A WHITE HOUSE IN CRISIS: FORMER CHIEFS OF STAFF GIVE AN INSIDER'S VIEW. With the Obama White House trying to achieve a diplomatic solution with Russia as an alternative to a military strike on Syria, most of us can only imagine what it must be like to be in the closed door meetings of the West Wing during a crisis - except for these guys. For this episode of "Top Line," ABC's RICK KLEIN and Yahoo! News' OLIVIER KNOX talked with three former White House chiefs of staff who gave us an insider's view of what the White House is dealing with in the Syria negotiations. Former New Hampshire Gov. John Sununu, who served as the White House chief of staff to President George H. W. Bush, said the White House is likely in "angst" and "wishing they had done something right a long time ago" about Syria. "The biggest problem is [that] they know they waited a year and a half or two years too long," Sununu said during an interview at the premiere of a new Discovery documentary on White House chiefs of staff, "The Presidents' Gatekeepers." "So the White House is going through a lot of soul searching and really looking for some kind of a Hail Mary solution for a problem they let themselves get creeped into."

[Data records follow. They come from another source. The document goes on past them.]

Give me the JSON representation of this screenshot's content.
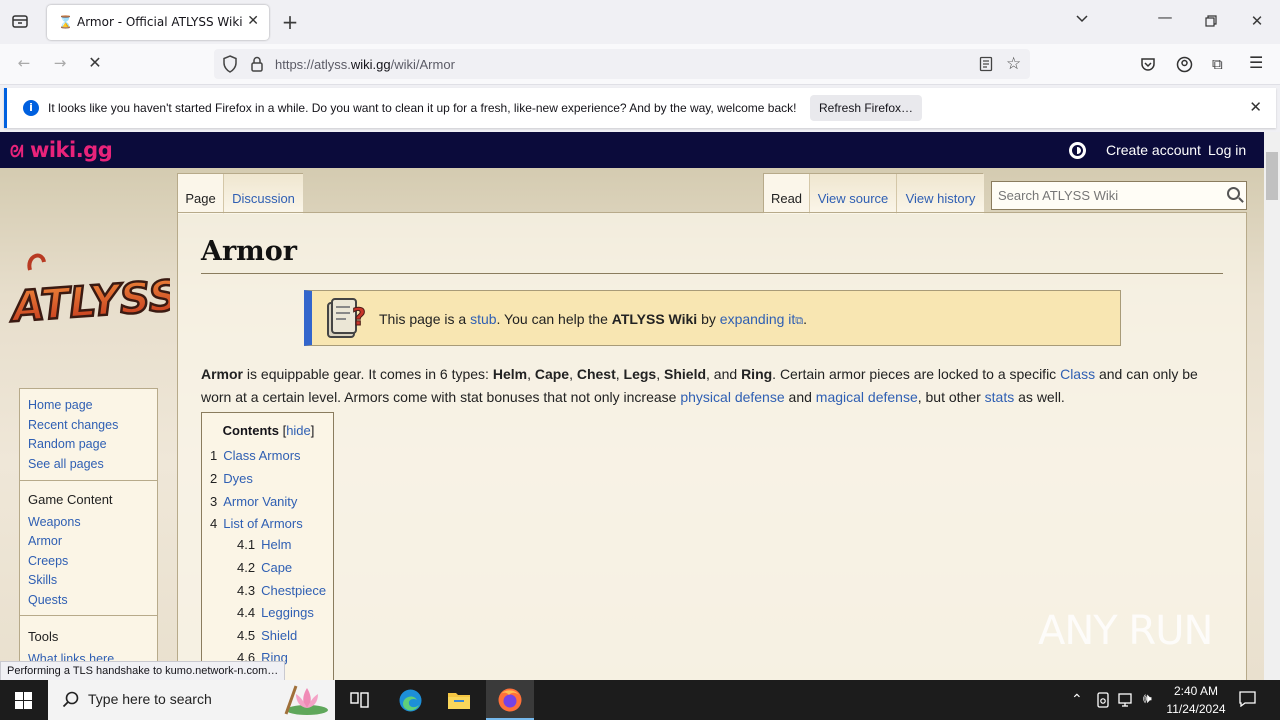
{
  "browser": {
    "tab_title": "Armor - Official ATLYSS Wiki",
    "url_prefix": "https://atlyss.",
    "url_domain": "wiki.gg",
    "url_path": "/wiki/Armor",
    "notification": "It looks like you haven't started Firefox in a while. Do you want to clean it up for a fresh, like-new experience? And by the way, welcome back!",
    "notification_button": "Refresh Firefox…",
    "status": "Performing a TLS handshake to kumo.network-n.com…"
  },
  "wiki": {
    "brand": "wiki.gg",
    "create_account": "Create account",
    "log_in": "Log in",
    "game_logo": "ATLYSS",
    "tabs_left": [
      "Page",
      "Discussion"
    ],
    "tabs_right": [
      "Read",
      "View source",
      "View history"
    ],
    "search_placeholder": "Search ATLYSS Wiki",
    "nav_links": [
      "Home page",
      "Recent changes",
      "Random page",
      "See all pages"
    ],
    "game_content_heading": "Game Content",
    "game_content_links": [
      "Weapons",
      "Armor",
      "Creeps",
      "Skills",
      "Quests"
    ],
    "tools_heading": "Tools",
    "tools_links": [
      "What links here"
    ]
  },
  "article": {
    "title": "Armor",
    "stub": {
      "pre": "This page is a ",
      "stub_link": "stub",
      "mid": ". You can help the ",
      "wiki_name": "ATLYSS Wiki",
      "by": " by ",
      "expand_link": "expanding it",
      "end": "."
    },
    "intro": {
      "armor": "Armor",
      "t1": " is equippable gear. It comes in 6 types: ",
      "helm": "Helm",
      "cape": "Cape",
      "chest": "Chest",
      "legs": "Legs",
      "shield": "Shield",
      "and": ", and ",
      "ring": "Ring",
      "t2": ". Certain armor pieces are locked to a specific ",
      "class_link": "Class",
      "t3": " and can only be worn at a certain level. Armors come with stat bonuses that not only increase ",
      "phys_link": "physical defense",
      "t4": " and ",
      "mag_link": "magical defense",
      "t5": ", but other ",
      "stats_link": "stats",
      "t6": " as well."
    },
    "toc": {
      "title": "Contents",
      "hide": "hide",
      "items": [
        {
          "num": "1",
          "label": "Class Armors"
        },
        {
          "num": "2",
          "label": "Dyes"
        },
        {
          "num": "3",
          "label": "Armor Vanity"
        },
        {
          "num": "4",
          "label": "List of Armors"
        },
        {
          "num": "4.1",
          "label": "Helm"
        },
        {
          "num": "4.2",
          "label": "Cape"
        },
        {
          "num": "4.3",
          "label": "Chestpiece"
        },
        {
          "num": "4.4",
          "label": "Leggings"
        },
        {
          "num": "4.5",
          "label": "Shield"
        },
        {
          "num": "4.6",
          "label": "Ring"
        }
      ]
    }
  },
  "watermark": "ANY RUN",
  "taskbar": {
    "search_placeholder": "Type here to search",
    "time": "2:40 AM",
    "date": "11/24/2024"
  }
}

WHITE HOUSE: OBAMA 'NEVER CONSIDERED CANCELLING' SYRIA ADDRESS. President Obama took to television last night to plead his case on Syria to the nation. But the speech the president delivered last night was, by all accounts, far different than the one he originally intended to give, ABC's NICKI ROSSOLL notes. Instead of solely pressing his case for military action, President Obama asked Congress to postpone its vote on authorizing the use of force against Syria's Assad regime and asked for more time to pursue a diplomatic solution. ABC News' Chief White House Correspondent JONATHAN KARL asked Press Secretary Jay Carney at Wednesday afternoon's White House briefing if there was any "consideration whatsoever to cancelling" the speech. "I would be intimately involved in that consideration and it did not take place," Carney replied. "And the reason for that is that it is still very important for the president to speak to the American people about what he views to be necessary in response to this appalling attack by the Syrian regime against its own people … and to explain also the now potential diplomatic avenue that has been opened that could allow us to resolve this without resorting to military force."

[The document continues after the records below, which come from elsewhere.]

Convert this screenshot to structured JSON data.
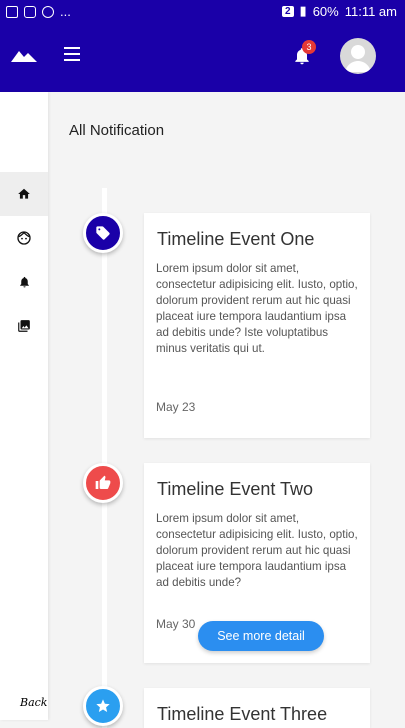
{
  "status_bar": {
    "sim_badge": "2",
    "battery": "60%",
    "time": "11:11 am",
    "dots": "..."
  },
  "header": {
    "notification_count": "3",
    "colors": {
      "primary": "#1a00a8",
      "badge": "#e53935"
    }
  },
  "sidebar": {
    "items": [
      {
        "icon": "home-icon",
        "active": true
      },
      {
        "icon": "face-icon",
        "active": false
      },
      {
        "icon": "bell-icon",
        "active": false
      },
      {
        "icon": "photo-library-icon",
        "active": false
      }
    ],
    "back_label": "Back"
  },
  "main": {
    "title": "All Notification",
    "events": [
      {
        "title": "Timeline Event One",
        "body": "Lorem ipsum dolor sit amet, consectetur adipisicing elit. Iusto, optio, dolorum provident rerum aut hic quasi placeat iure tempora laudantium ipsa ad debitis unde? Iste voluptatibus minus veritatis qui ut.",
        "date": "May 23",
        "icon": "tag-icon",
        "color": "#1a00a8"
      },
      {
        "title": "Timeline Event Two",
        "body": "Lorem ipsum dolor sit amet, consectetur adipisicing elit. Iusto, optio, dolorum provident rerum aut hic quasi placeat iure tempora laudantium ipsa ad debitis unde?",
        "date": "May 30",
        "icon": "thumbs-up-icon",
        "color": "#ee4b4b",
        "button": "See more detail"
      },
      {
        "title": "Timeline Event Three",
        "icon": "star-icon",
        "color": "#2b9ff0"
      }
    ]
  }
}
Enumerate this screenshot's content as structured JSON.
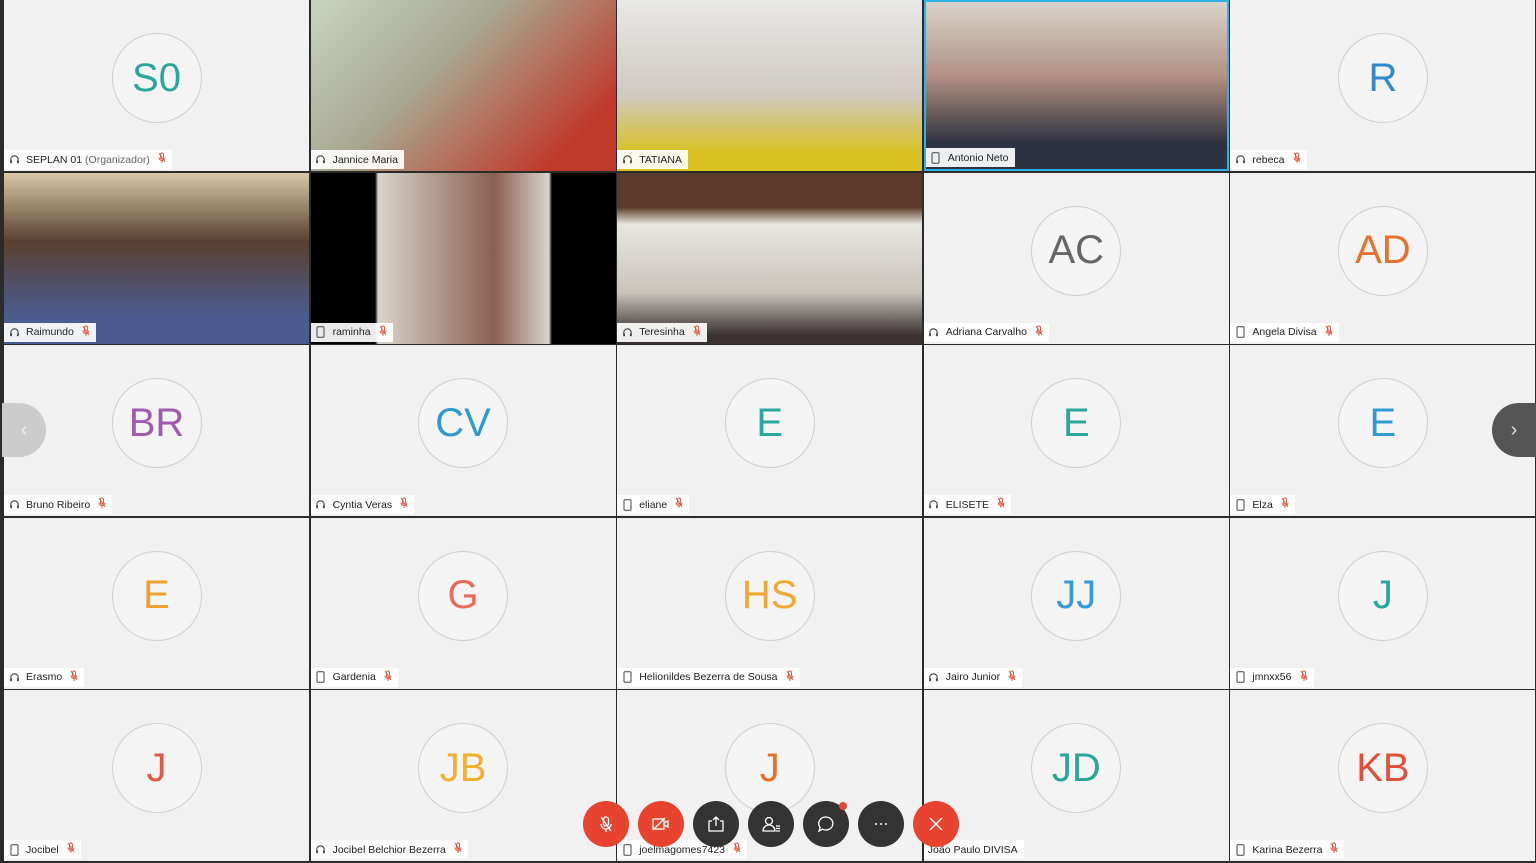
{
  "colors": {
    "active_border": "#2fb2e8",
    "red_button": "#e8432e",
    "dark_button": "#333333",
    "muted_mic": "#e0503a"
  },
  "participants": [
    {
      "name": "SEPLAN 01",
      "role": "(Organizador)",
      "initials": "S0",
      "color": "#2aa79b",
      "device": "headset",
      "muted": true
    },
    {
      "name": "Jannice Maria",
      "video": true,
      "bg": "linear-gradient(135deg,#c9d4c0,#a8a890 40%,#c0392b 85%)",
      "device": "headset",
      "muted": false
    },
    {
      "name": "TATIANA",
      "video": true,
      "bg": "linear-gradient(180deg,#e8e8e6,#cfcac2 55%,#d8c020 90%)",
      "device": "headset",
      "muted": false
    },
    {
      "name": "Antonio Neto",
      "video": true,
      "active": true,
      "bg": "linear-gradient(180deg,#d8d4cc,#b09080 45%,#2c3240 85%)",
      "device": "phone",
      "muted": false
    },
    {
      "name": "rebeca",
      "initials": "R",
      "color": "#2e8bcc",
      "device": "headset",
      "muted": true
    },
    {
      "name": "Raimundo",
      "video": true,
      "bg": "linear-gradient(180deg,#d8c8a8,#5a4030 40%,#4a5c90 85%)",
      "device": "headset",
      "muted": true
    },
    {
      "name": "raminha",
      "video": true,
      "bg": "linear-gradient(90deg,#000 21%,#d8d4cc 22%,#8a6050 60%,#d8d4cc 78%,#000 79%)",
      "device": "phone",
      "muted": true
    },
    {
      "name": "Teresinha",
      "video": true,
      "bg": "linear-gradient(180deg,#5a3a28 20%,#e8e6e0 30%,#c8c4bc 70%,#3a3030 95%)",
      "device": "headset",
      "muted": true
    },
    {
      "name": "Adriana Carvalho",
      "initials": "AC",
      "color": "#666666",
      "device": "headset",
      "muted": true
    },
    {
      "name": "Angela Divisa",
      "initials": "AD",
      "color": "#e8702a",
      "device": "phone",
      "muted": true
    },
    {
      "name": "Bruno Ribeiro",
      "initials": "BR",
      "color": "#a05bb0",
      "device": "headset",
      "muted": true
    },
    {
      "name": "Cyntia Veras",
      "initials": "CV",
      "color": "#2e9bd0",
      "device": "headset",
      "muted": true
    },
    {
      "name": "eliane",
      "initials": "E",
      "color": "#2aa79b",
      "device": "phone",
      "muted": true
    },
    {
      "name": "ELISETE",
      "initials": "E",
      "color": "#2aa79b",
      "device": "headset",
      "muted": true
    },
    {
      "name": "Elza",
      "initials": "E",
      "color": "#2e9bd0",
      "device": "phone",
      "muted": true
    },
    {
      "name": "Erasmo",
      "initials": "E",
      "color": "#f0a030",
      "device": "headset",
      "muted": true
    },
    {
      "name": "Gardenia",
      "initials": "G",
      "color": "#e86a5a",
      "device": "phone",
      "muted": true
    },
    {
      "name": "Helionildes Bezerra de Sousa",
      "initials": "HS",
      "color": "#f0a830",
      "device": "phone",
      "muted": true
    },
    {
      "name": "Jairo Junior",
      "initials": "JJ",
      "color": "#3a9ad8",
      "device": "headset",
      "muted": true
    },
    {
      "name": "jmnxx56",
      "initials": "J",
      "color": "#2aa79b",
      "device": "phone",
      "muted": true
    },
    {
      "name": "Jocibel",
      "initials": "J",
      "color": "#e05a4a",
      "device": "phone",
      "muted": true
    },
    {
      "name": "Jocibel Belchior Bezerra",
      "initials": "JB",
      "color": "#f0b030",
      "device": "headset",
      "muted": true
    },
    {
      "name": "joelmagomes7423",
      "initials": "J",
      "color": "#e8702a",
      "device": "phone",
      "muted": true
    },
    {
      "name": "João Paulo DIVISA",
      "initials": "JD",
      "color": "#2aa79b",
      "device": "none",
      "muted": false
    },
    {
      "name": "Karina Bezerra",
      "initials": "KB",
      "color": "#e0503a",
      "device": "phone",
      "muted": true
    }
  ],
  "toolbar": [
    {
      "id": "mute",
      "icon": "mic-off-icon",
      "style": "red"
    },
    {
      "id": "video",
      "icon": "video-off-icon",
      "style": "red"
    },
    {
      "id": "share",
      "icon": "share-icon",
      "style": "dark"
    },
    {
      "id": "participants",
      "icon": "participants-icon",
      "style": "dark"
    },
    {
      "id": "chat",
      "icon": "chat-icon",
      "style": "dark",
      "badge": true
    },
    {
      "id": "more",
      "icon": "more-icon",
      "style": "dark"
    },
    {
      "id": "leave",
      "icon": "close-icon",
      "style": "red"
    }
  ]
}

-NEW ANTI-TRUST HIRES AT GEORGE MASON. George Mason University School of Law has hired a couple of the top names in the anti-trust field as full-time faculty - the Honorable Doug Ginsburg and Damien Geradin. "Ginsburg was formerly a member of the New York University law faculty and professor of law at Harvard University and continues to serve as senior circuit judge of the United States Court of Appeals for the District of Columbia Circuit. He is a leading authority on competition law and policy, administrative law, and law and economics. … Geradin was previously a member of the University of Michigan law faculty and has broad experience in EU competition law, intellectual property, and the regulation of network industries."


@politicalwire: Sen. Robert Menendez on Vladimir Putin's op-ed this morning: "I almost wanted to vomit." …

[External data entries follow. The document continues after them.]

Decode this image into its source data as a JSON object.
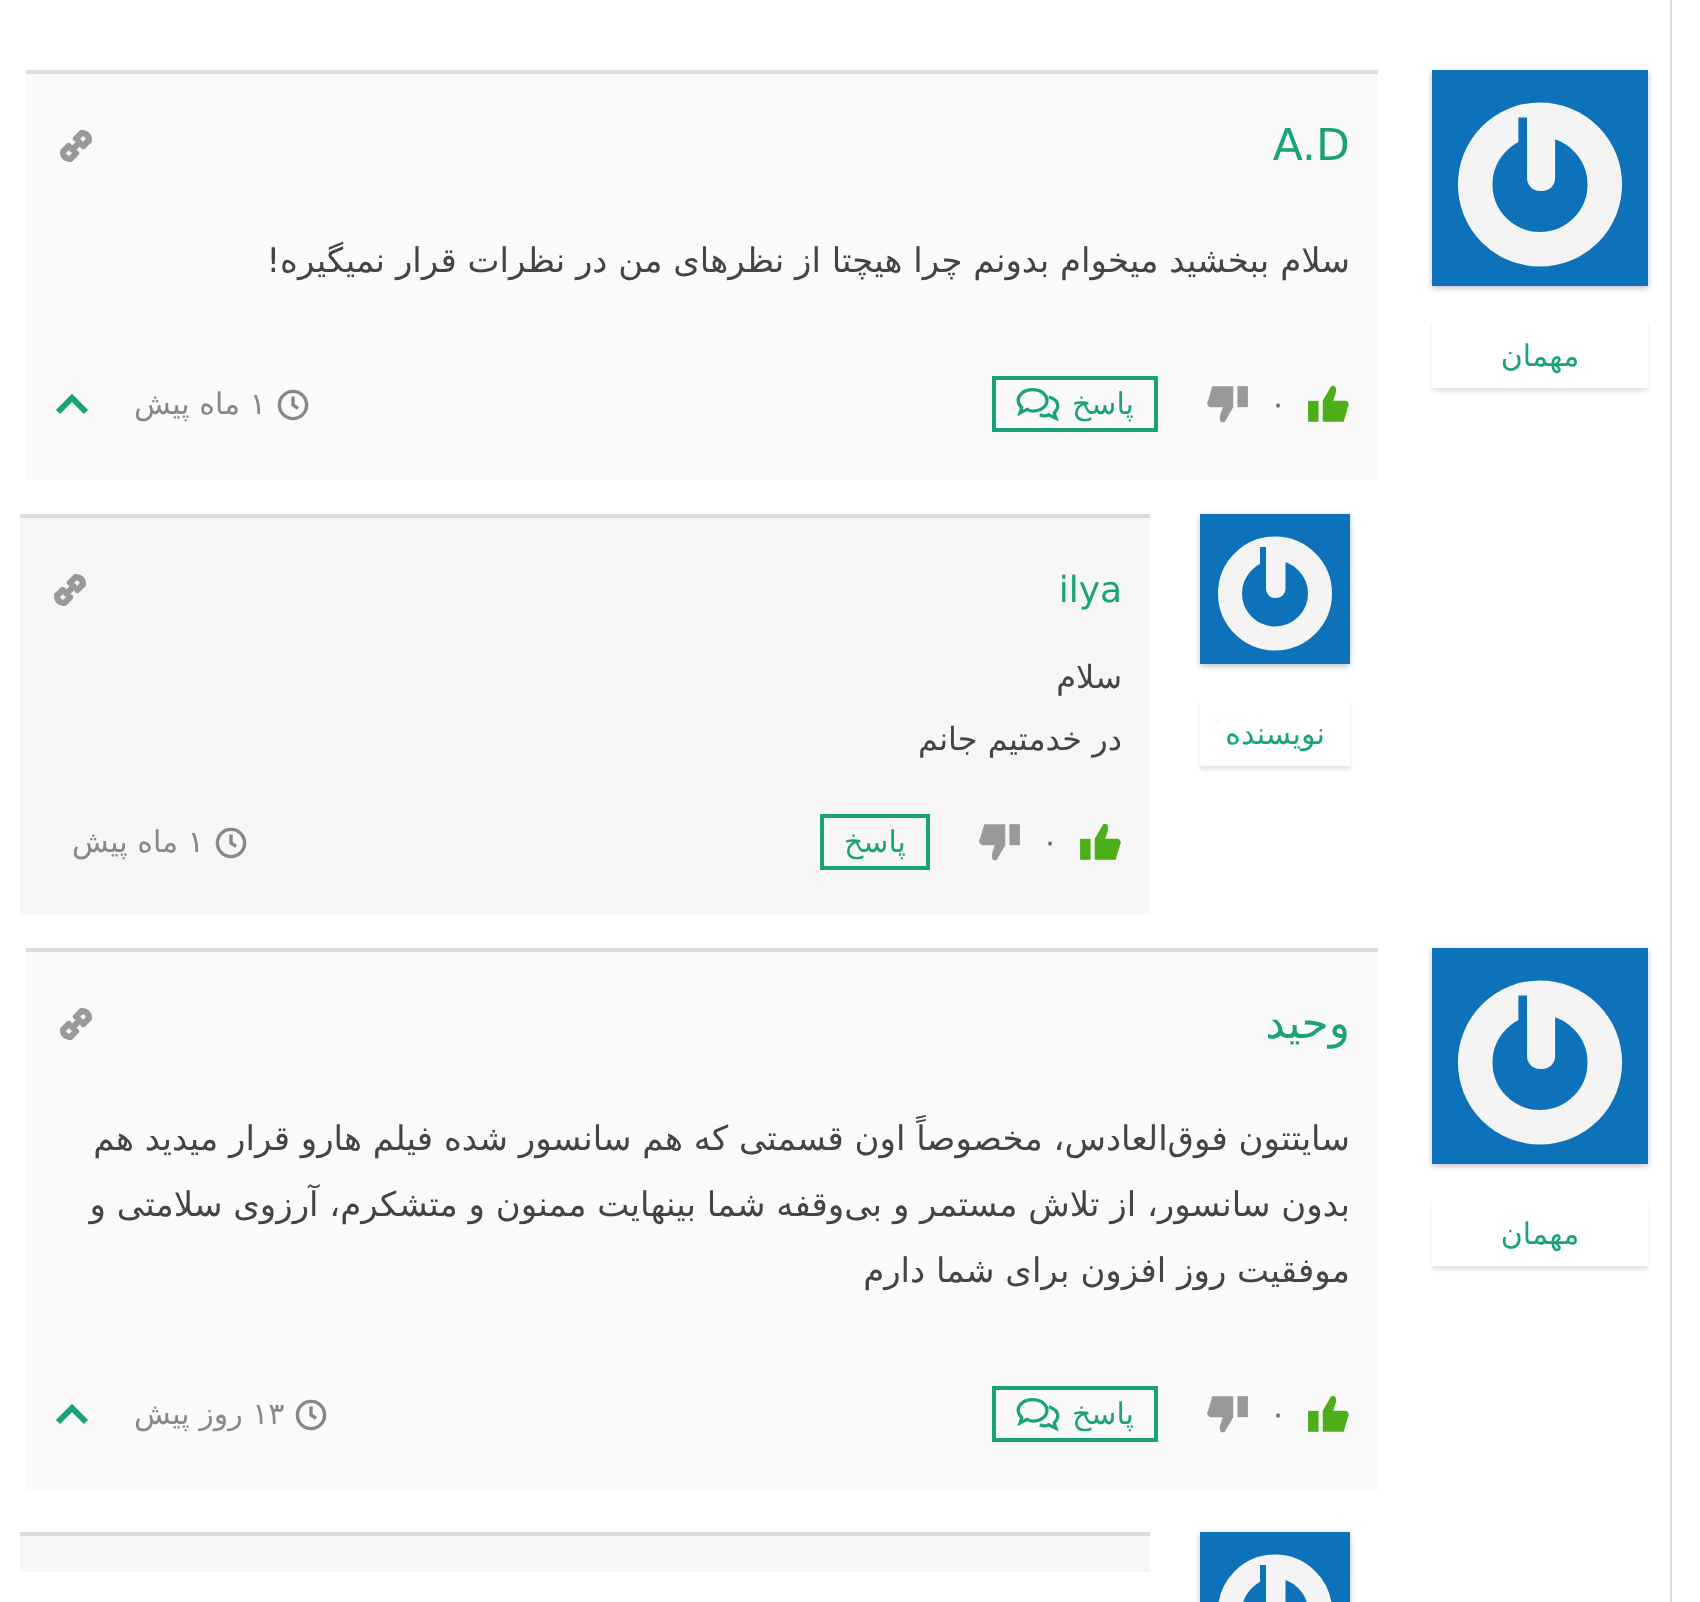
{
  "comments": [
    {
      "kind": "full",
      "author": "A.D",
      "role": "مهمان",
      "text": "سلام ببخشید میخوام بدونم چرا هیچتا از نظرهای من در نظرات قرار نمیگیره!",
      "likes": "۰",
      "reply_label": "پاسخ",
      "time": "۱ ماه پیش",
      "replies": [
        {
          "kind": "full",
          "author": "ilya",
          "role": "نویسنده",
          "text": "سلام\nدر خدمتیم جانم",
          "likes": "۰",
          "reply_label": "پاسخ",
          "time": "۱ ماه پیش"
        }
      ]
    },
    {
      "kind": "full",
      "author": "وحید",
      "role": "مهمان",
      "text": "سایتتون فوق‌العادس، مخصوصاً اون قسمتی که هم سانسور شده فیلم هارو قرار میدید هم بدون سانسور، از تلاش مستمر و بی‌وقفه شما بینهایت ممنون و متشکرم، آرزوی سلامتی و موفقیت روز افزون برای شما دارم",
      "likes": "۰",
      "reply_label": "پاسخ",
      "time": "۱۳ روز پیش",
      "replies": [
        {
          "kind": "partial"
        }
      ]
    }
  ]
}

@ByronYork: Leading House GOP lawmaker: 'I believe the White House wakes up every morning thinking how they can punch us in the nose…'

@RosieGray: Ketchum has been working for Russia for years but the Putin op-ed might be its biggest coup ever: …

@mkraju: Senate Rs admit they have fundraising problem, and critics blame leadership vacuum at NRSC. w/ @apalmerdc. …

@HuffPostPol: . @AlisonForKY blogs: Kentuckians have had enough #KYsen